Arguably the biggest of the new Gmail features is one that allows users to write an email and schedule it to be sent at a later time. This will probably be particularly useful for companies, as users can schedule an email to arrive during the recipient’s business hours, even if the email is going to someone in a different time zone.

Interestingly, Google is also pitching this feature as part of the recent “digital well-being” trend that has led all the major technology companies — including Google — to introduce features that support “switching off.”

“We understand that work can often carry over to non-business hours, but it’s important to be considerate of everyone’s downtime,” noted G Suite director of product management Jacob Bank in a blog post. “We want to make it easier to respect everyone’s digital well-being.”

Moving forward, users will see a little arrow next to the Send button inside Gmail, and tapping on it will bring up “schedule send.”

Above: Gmail: Schedule send

Gmail offers a handful of preset options for scheduling the email, but users can manually set any date and time they wish.

Above: Gmail: Schedule time and date

Gmail notifies the user once a time and date is set and gives them the chance to undo it — a little like the existing “undo send” feature.

Above: Gmail: Email scheduled notification

It’s worth noting here that Gmail scheduling has already been possibly through third-party software, but now it’s available natively as part of the main Gmail app. It’s not clear whether this is only available in the web version or across all the Gmail apps, but we’ll update here when we hear back from Google.

Smart emails

In May of last year, Google announced a new Smart Compose feature for Gmail, leveraging AI to help users formulate drafts as they type. It’s a little like real-time auto-complete for entire emails, with Gmail serving up suggested phrases.
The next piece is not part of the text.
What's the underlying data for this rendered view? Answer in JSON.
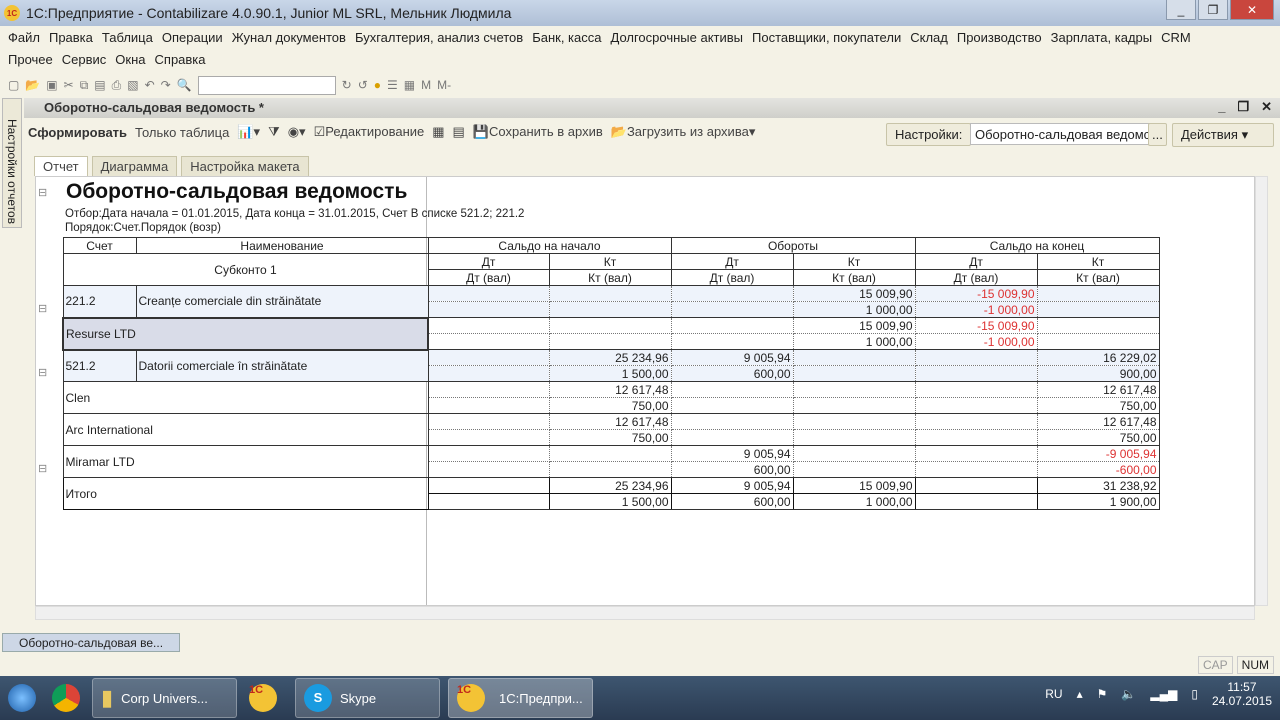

Smart Compose took a bit of time to arrive for all Gmail users on the web, and back in October Google revealed that it was bringing Smart Compose to the Gmail mobile app, starting off with the latest version of its own Pixel-branded lineup of Android phones. Now, however, Smart Compose will be landing inside the Gmail app for all Android devices, and it will also be coming to iOS devices “soon,” according to Bank.

Above: Gmail Smart Compose on mobile

Smart Compose was previously only available in English, but it will now be available in four new languages (as promised by Google last year): Spanish, French, Italian, and Portuguese.

Google is also making Smart Compose more useful by enabling it to adapt to an individual user’s style. If a manager prefers a casual writing style when addressing their department, for example, Gmail will observe this and may suggest “Hey team” rather than a more formal greeting. Additionally, Smart Compose will also now suggest a subject line for an email, based on the content of the message that has been written.

These latest upgrades are part of Google’s broader push to keep Gmail fresh and suitably differentiated, particularly for its business users. Just last week, Google announced it was bringing its previously revealed AMP-powered emails to Gmail, allowing developers to make static emails more dynamic — a little like a website. While AMP for Email supports all manner of third-party services, it also works with Google’s own products. By integrating with Google Docs, for example, Gmail users can see all the latest comments that have been added to a discussion thread in a single email, rather than receiving multiple emails for each comment.